Expert witness: After a family court report writer recently pleaded guilty to child sex abuse charges, there have been calls for the family court to review the cases he was involved in, says the ABC. The ‘celebrity psychologist’ Bob Montgomery provided family reports to the court as a private expert witness, so was not employed by the family court itself. But the case has again raised concerns over governance of family report writers, whether they are directly employed by the court or acting as external contractors employed by parents and lawyers.
Montgomery, who ran a Gold Coast private psychology practice, had once appeared on TV reality show Big Brother as a consultant. He also appeared in other media, including on ABC radio.

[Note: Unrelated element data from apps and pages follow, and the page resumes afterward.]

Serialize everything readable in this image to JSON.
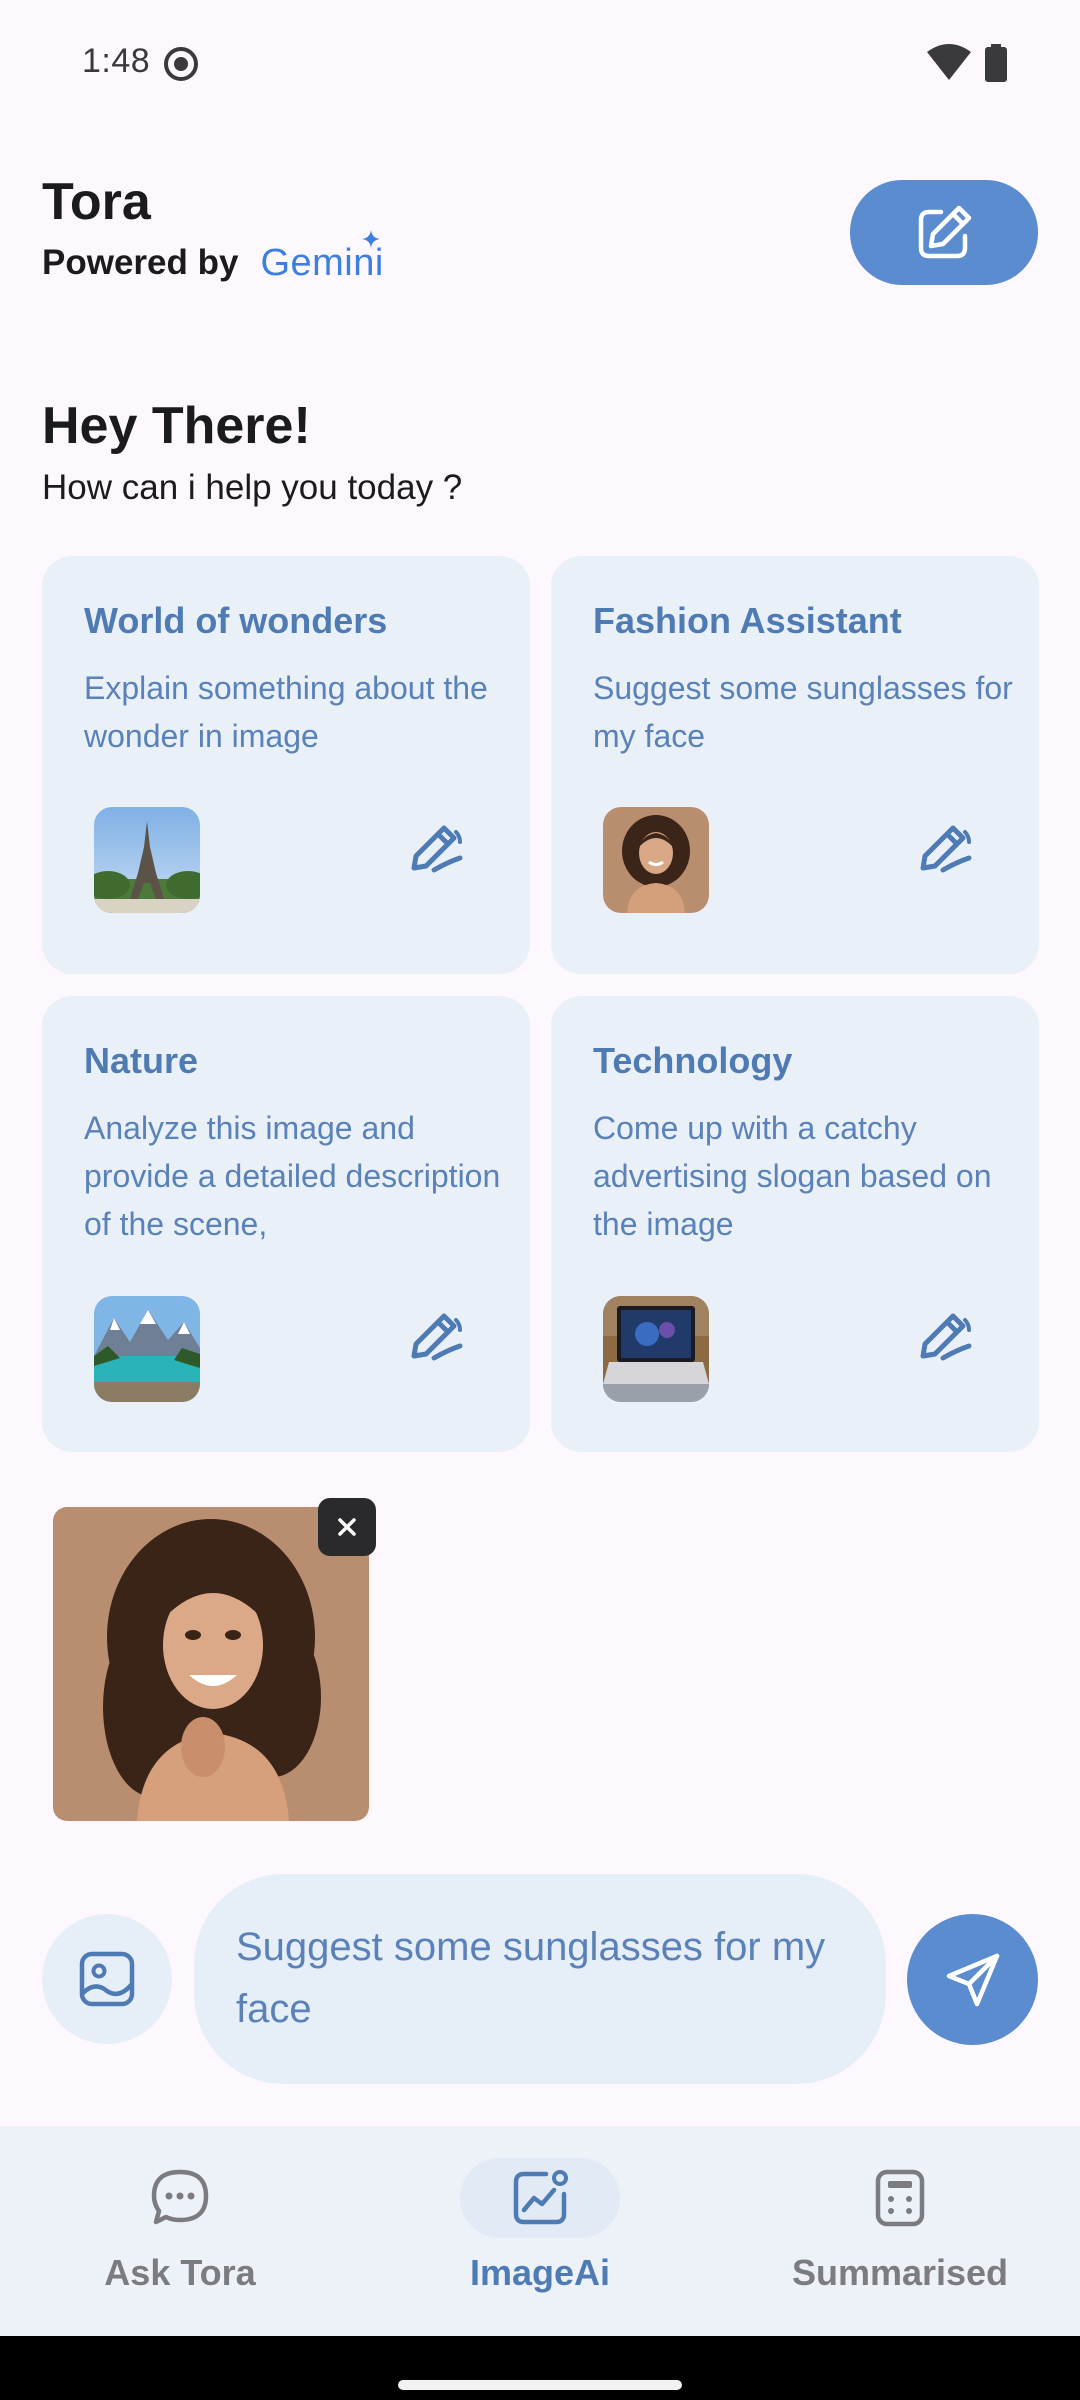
{
  "status_bar": {
    "time": "1:48"
  },
  "header": {
    "title": "Tora",
    "powered_by": "Powered by",
    "brand": "Gemini"
  },
  "greeting": {
    "title": "Hey There!",
    "subtitle": "How can i help you today ?"
  },
  "cards": [
    {
      "title": "World of wonders",
      "description": "Explain something about the wonder in image",
      "thumbnail": "eiffel-tower-image"
    },
    {
      "title": "Fashion Assistant",
      "description": "Suggest some sunglasses for my face",
      "thumbnail": "woman-portrait-image"
    },
    {
      "title": "Nature",
      "description": "Analyze this image and provide a detailed description of the scene,",
      "thumbnail": "mountain-lake-image"
    },
    {
      "title": "Technology",
      "description": "Come up with a catchy advertising slogan based on the image",
      "thumbnail": "laptop-image"
    }
  ],
  "attachment": {
    "image": "woman-portrait-image",
    "close_icon": "close-icon"
  },
  "input": {
    "value": "Suggest some sunglasses for my face"
  },
  "bottom_nav": {
    "items": [
      {
        "label": "Ask Tora",
        "icon": "chat-bubble-icon",
        "active": false
      },
      {
        "label": "ImageAi",
        "icon": "image-chart-icon",
        "active": true
      },
      {
        "label": "Summarised",
        "icon": "calculator-doc-icon",
        "active": false
      }
    ]
  },
  "colors": {
    "accent": "#5b8cd0",
    "card_bg": "#eaf0f8",
    "card_text": "#4f7bb4",
    "nav_active": "#4f7bb4",
    "nav_inactive": "#7b7b80",
    "background": "#fcf8fd"
  }
}
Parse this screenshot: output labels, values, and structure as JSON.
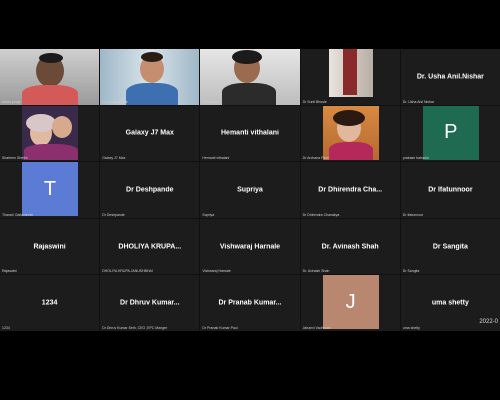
{
  "tiles": [
    {
      "center": "",
      "label": "aruna pooja"
    },
    {
      "center": "",
      "label": "Dr Archana Pate"
    },
    {
      "center": "",
      "label": "Ruhi Jasvi"
    },
    {
      "center": "",
      "label": "Dr Sunil Bhosle"
    },
    {
      "center": "Dr. Usha Anil.Nishar",
      "label": "Dr. Usha Anil Nishar"
    },
    {
      "center": "",
      "label": "Shaheen Sheikh"
    },
    {
      "center": "Galaxy J7 Max",
      "label": "Galaxy J7 Max"
    },
    {
      "center": "Hemanti vithalani",
      "label": "Hemanti vithalani"
    },
    {
      "center": "",
      "label": "Dr Archana Patel"
    },
    {
      "center": "",
      "label": "prakash bahadur"
    },
    {
      "center": "",
      "label": "Tharani Gaikwander"
    },
    {
      "center": "Dr Deshpande",
      "label": "Dr Deshpande"
    },
    {
      "center": "Supriya",
      "label": "Supriya"
    },
    {
      "center": "Dr Dhirendra Cha...",
      "label": "Dr Dhirendra Chanakya"
    },
    {
      "center": "Dr Ifatunnoor",
      "label": "Dr Ifatunnoor"
    },
    {
      "center": "Rajaswini",
      "label": "Rajaswini"
    },
    {
      "center": "DHOLIYA KRUPA...",
      "label": "DHOLIYA KRUPA JANUSHBHAI"
    },
    {
      "center": "Vishwaraj Harnale",
      "label": "Vishwaraj Harnale"
    },
    {
      "center": "Dr. Avinash Shah",
      "label": "Dr. Avinash Shah"
    },
    {
      "center": "Dr Sangita",
      "label": "Dr Sangita"
    },
    {
      "center": "1234",
      "label": "1234"
    },
    {
      "center": "Dr Dhruv Kumar...",
      "label": "Dr Dhruv Kumar Seth, CEO ,EPC Manger"
    },
    {
      "center": "Dr Pranab Kumar...",
      "label": "Dr Pranab Kumar Paul"
    },
    {
      "center": "",
      "label": "Jahanvi Vadhwani"
    },
    {
      "center": "uma shetty",
      "label": "uma shetty"
    }
  ],
  "avatars": {
    "t_letter": "T",
    "p_letter": "P",
    "j_letter": "J"
  },
  "timestamp": "2022-0",
  "colors": {
    "t_bg": "#5b7bd5",
    "p_bg": "#1f6b52",
    "j_bg": "#b9876f"
  }
}
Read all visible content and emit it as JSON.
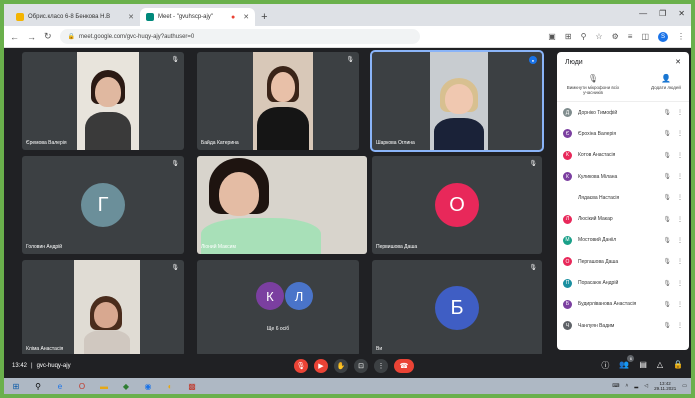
{
  "browser": {
    "tabs": [
      {
        "title": "Обрис.класо 6-8 Бенкова Н.В",
        "active": false
      },
      {
        "title": "Meet - \"gvuhscp-ajy\"",
        "active": true
      }
    ],
    "url": "meet.google.com/gvc-huqy-ajy?authuser=0"
  },
  "tiles": [
    {
      "name": "Єремова Валерія",
      "kind": "video"
    },
    {
      "name": "Байда Катерина",
      "kind": "video"
    },
    {
      "name": "Шаркова Оглина",
      "kind": "video"
    },
    {
      "name": "Головин Андрій",
      "kind": "avatar",
      "initial": "Г",
      "color": "#6b8f9a"
    },
    {
      "name": "Ліоний Максим",
      "kind": "video"
    },
    {
      "name": "Первишова Даша",
      "kind": "avatar",
      "initial": "О",
      "color": "#e8285a"
    },
    {
      "name": "Кліма Анастасія",
      "kind": "video"
    },
    {
      "name": "Ще 6 осіб",
      "kind": "group",
      "initials": [
        "К",
        "Л"
      ],
      "colors": [
        "#7b3fa0",
        "#4a74c9"
      ]
    },
    {
      "name": "Ви",
      "kind": "avatar",
      "initial": "Б",
      "color": "#3f5ec4"
    }
  ],
  "people_panel": {
    "title": "Люди",
    "mute_all": "Вимкнути мікрофони всіх учасників",
    "add_people": "Додати людей",
    "participants": [
      {
        "name": "Дорніко Тимофій",
        "initial": "Д",
        "color": "#7f8c8d"
      },
      {
        "name": "Єрохіна Валерія",
        "initial": "Є",
        "color": "#7b3fa0"
      },
      {
        "name": "Котов Анастасія",
        "initial": "К",
        "color": "#e8285a"
      },
      {
        "name": "Куликова Мілана",
        "initial": "К",
        "color": "#7b3fa0"
      },
      {
        "name": "Лядаєва Настасія",
        "initial": "",
        "color": "#ffffff"
      },
      {
        "name": "Люсікий Макар",
        "initial": "Л",
        "color": "#e8285a"
      },
      {
        "name": "Мостовий Данііл",
        "initial": "М",
        "color": "#1aa089"
      },
      {
        "name": "Пергашова Даша",
        "initial": "О",
        "color": "#e8285a"
      },
      {
        "name": "Порасаюк Андрій",
        "initial": "П",
        "color": "#1a8fa0"
      },
      {
        "name": "Будирліванова Анастасія",
        "initial": "Б",
        "color": "#7b3fa0"
      },
      {
        "name": "Чанлуян Вадим",
        "initial": "Ч",
        "color": "#5f6368"
      }
    ]
  },
  "bottom": {
    "time": "13:42",
    "code": "gvc-huqy-ajy",
    "people_count": "6"
  },
  "taskbar": {
    "clock_time": "13:42",
    "clock_date": "29.11.2021"
  }
}
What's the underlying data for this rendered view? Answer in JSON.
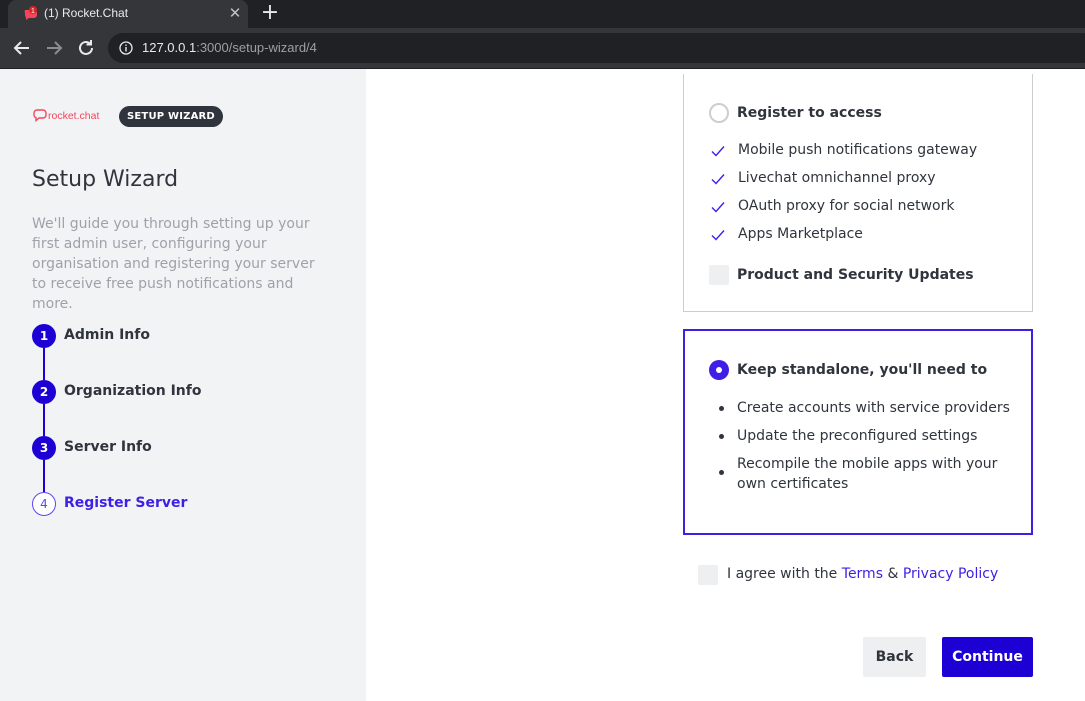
{
  "browser": {
    "tab_title": "(1) Rocket.Chat",
    "tab_badge": "1",
    "url_host": "127.0.0.1",
    "url_path": ":3000/setup-wizard/4"
  },
  "sidebar": {
    "logo_text": "rocket.chat",
    "badge": "SETUP WIZARD",
    "title": "Setup Wizard",
    "description": "We'll guide you through setting up your first admin user, configuring your organisation and registering your server to receive free push notifications and more.",
    "steps": [
      {
        "number": "1",
        "label": "Admin Info",
        "state": "done"
      },
      {
        "number": "2",
        "label": "Organization Info",
        "state": "done"
      },
      {
        "number": "3",
        "label": "Server Info",
        "state": "done"
      },
      {
        "number": "4",
        "label": "Register Server",
        "state": "current"
      }
    ]
  },
  "main": {
    "register_option": {
      "title": "Register to access",
      "selected": false,
      "features": [
        "Mobile push notifications gateway",
        "Livechat omnichannel proxy",
        "OAuth proxy for social network",
        "Apps Marketplace"
      ],
      "updates_label": "Product and Security Updates",
      "updates_checked": false
    },
    "standalone_option": {
      "title": "Keep standalone, you'll need to",
      "selected": true,
      "items": [
        "Create accounts with service providers",
        "Update the preconfigured settings",
        "Recompile the mobile apps with your own certificates"
      ]
    },
    "agree": {
      "prefix": "I agree with the",
      "terms": "Terms",
      "amp": "&",
      "privacy": "Privacy Policy",
      "checked": false
    },
    "buttons": {
      "back": "Back",
      "continue": "Continue"
    }
  },
  "colors": {
    "accent": "#1d00d4",
    "accent_light": "#3f1fe6",
    "brand_red": "#f5455c"
  }
}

But it’s his role as a family court report writer that is most alarming.
There are calls for reviews of the child custody cases in which he was involved:
He acted in at least seven Family Court cases as a family report writer or single expert witness, a role that can include assessing the credibility of child sex abuse allegations in custody disputes.
Dean of the University of Queensland’s law school, Professor Parkinson, says the development means parents could have an avenue to have their custody ruling overturned but adds there may be more cases that did not proceed to trial which ought to be reviewed:
“It’s also the cases which might have settled on the basis of an adverse report from the expert where the advice was that there was no point continuing with the case any longer. It’s important that anybody who was involved in a case involving Dr Montgomery as an expert report writer, does contact their lawyer or contact the court to see whether anything can now be done.”
Tensions over family court expert witnesses have been inflamed numerous times in recent years. There have been repeated calls for major changes in the way the court system operates with regard to expert witnesses. Some of the changes proposed in recent years have been that the family court introduce a mandatory accreditation scheme for family report writers and “lift the veil of secrecy around them after concerns about the quality of their reports and qualifications”.
The ALRC report last year was similarly critical on the issue. The Government has not yet officially responded to that report. Instead it has since opened another parliamentary inquiry into Australia’s family law system, controversially installing Pauline Hanson as deputy chair. The previous parliamentary inquiry in 2017 had also raised the issue of family consultant governance. It recommended “abolishing private family consultants” and it too had proposed a national accreditation system including a complaints mechanism for parties which felt family consultants do not meet the required professional standards.
There were also concerns over monopolies, because judges can specify which private family report writer parents are to use, rather than supply a list of practitioners in a ‘register of approved suppliers’.
The court’s role
There is a lot of confusion in the community over expert witnesses. It’s important to be very clear that this case involves a private expert who is not engaged or employed by the family court, but by the parties or Independent Children’s Lawyers involved in a case. The family court spokesperson clarified this to the ABC:
“Unlike [the Family Court’s] in-house experts, known as family consultants, Montgomery was a private expert and is not and has never been employed by the court. As with all other courts, the Family Court does not have control over witnesses who appear in court, including private experts. Private experts are usually engaged by and paid for directly by parties or Independent Children’s Lawyers — not the court. A private expert is very different to family consultants who are trained, monitored and employed by the court. It would be incorrect and misleading to imply that the management of the two roles are the same.”
The Family Court website states:
Family consultants work within an extensive clinical governance framework, are subject to quality assurance mechanisms, and are required to participate in regular professional development and supervision.
But as the ABC notes:
The ALRC [report] found there was no effective way of holding report writers to account if they failed to meet professional guidelines set by the court.
The family courts standards, the “Australian Standards of Practice of Family Assessments and Reporting”, outline good practice but practitioners are “not compelled to comply”. This leads to the criticism that at present, practitioners operate beyond the rule of law.
And governance of private experts who are external contractors looks set to remain a controversial issue and will need to be addressed as family law reform proceeds.
Professor Parkinson told the ABC the community needed “experts to be independent, professional and have no other vested interest. There is a need for the public to be confident that justice is done in these cases.”
Per the ABC:
A Family Court spokeswoman said it had received no complaints but parents or their lawyers were “always free to contact the court directly about their cases”.
Here at Alliance Family Law, we have expertise in instructing expert witnesses to ensure that relevant evidence is properly extracted from them in order to be introduced into court. If you need assistance with a family law matter, please contact Canberra family lawyer Cristina Huesch or one of our other experienced solicitors here at Alliance Family Law on (02) 6223 2400.
Please note our blogs are not legal advice. For information on how to obtain the correct legal advice, please contact Alliance Family Law.